Fleeing Sabah in a roofless boat
TAWI-TAWI, Philippines - The Philippine Navy and the Coast Guard have been helping move Filipino evacuees who are able to sail from various parts of Sabah to Taganak in Tawi-Tawi.
The Coast Guard's BRP Edsa Dos has been regularly bringing them to capital town Bongao.
But there are those who find their own way, renting small boats to sail from Sabah to Tawi-Tawi. Many of them do not go through the "processing" of Department of Social Welfare and Development (DSWD) anymore. They are not part of the statistics regularly released.
Carmela Fonbuena filed this report.
It has become an every day sight. Filipinos who settled in Sabah arrive here in Tawi-Tawi because of fears the crackdown on Filipinos will worsen.
Based in Sabah for 23 years now, Filipino Mulshidin Ismael and his family arrive in Bongao. They carry with them everything - clothes, television, DVD player, even livestock.
Armalyn Sayhan and her family were in the same boat. Originally from Siasi, Sulu, she's not sure what life awaits them there. But she's just happy they're safe now.
The travel from Kunak - a village near lahad datu - to Bongao took two days in this small boat without a roof.
They had to stop over some islands to hide from Philippine authorities for fear that they might be arrested.
"Baka Abu Sayyaf kayo. Problema 'yan," said boat owner Jalil Jaladil.
They were lucky to even get transportation. They met boat owner Jalil Jaladil. He sailed to Sabah to get his regular supply of gasoline, but he was told by Malaysian authorities he could not do that anymore.
Coming home without his supply, he agreed to make space for 26 adults and some children for 100 ringgit per head.
Government data show more than 3,000 have fled Sabah. But out of the 26 who arrived in the small boat, only 10 are here processed by social workers.
"Basta taga-dito diretso na sila sa bahay nila. Yung mga hindi taga-dito. yung ang mahabol namin," said social worker Sofia Mohammad.
It's probably too early to see the full impact of the Sabah standoff on communities here.
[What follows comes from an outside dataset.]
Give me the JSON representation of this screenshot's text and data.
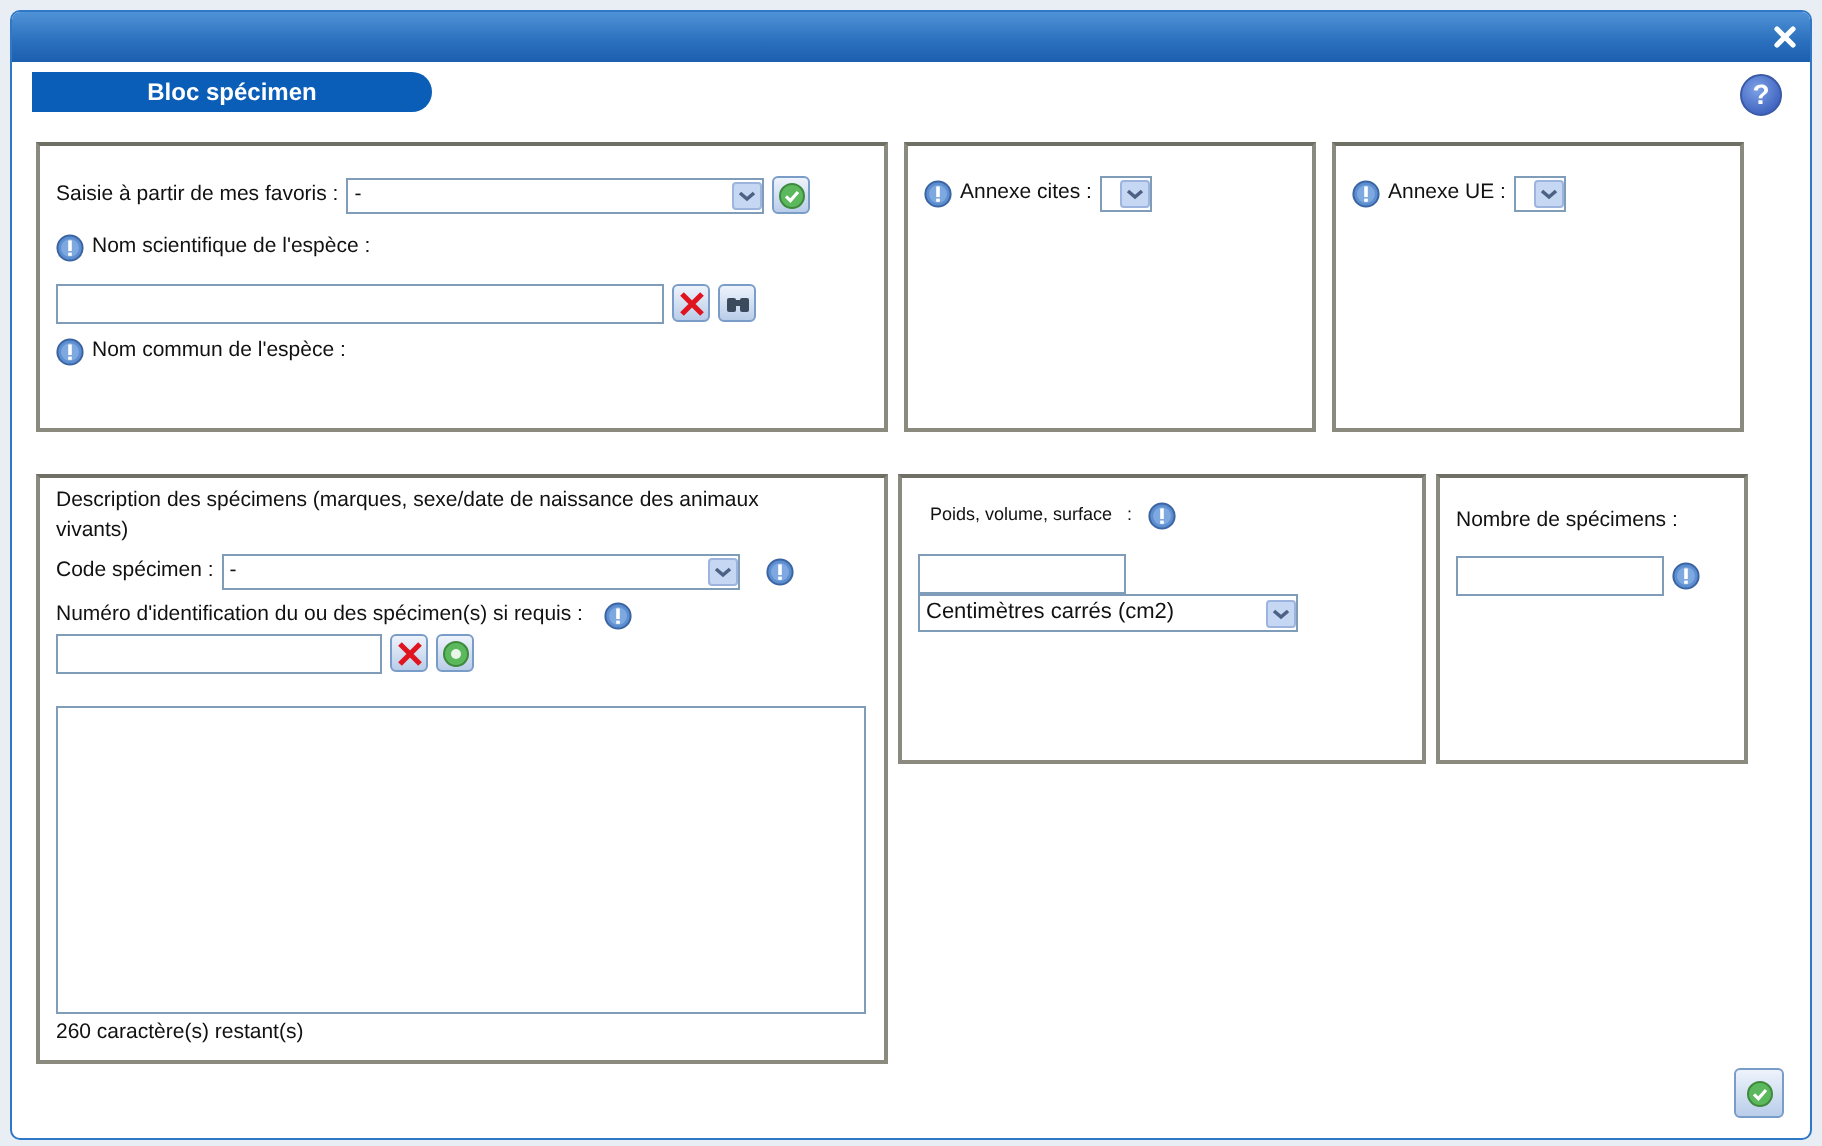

But the stories of Armalyn and other like her show the need for government action.
Carmela Fonbuena, Rappler Tawi-Tawi. - Rappler.com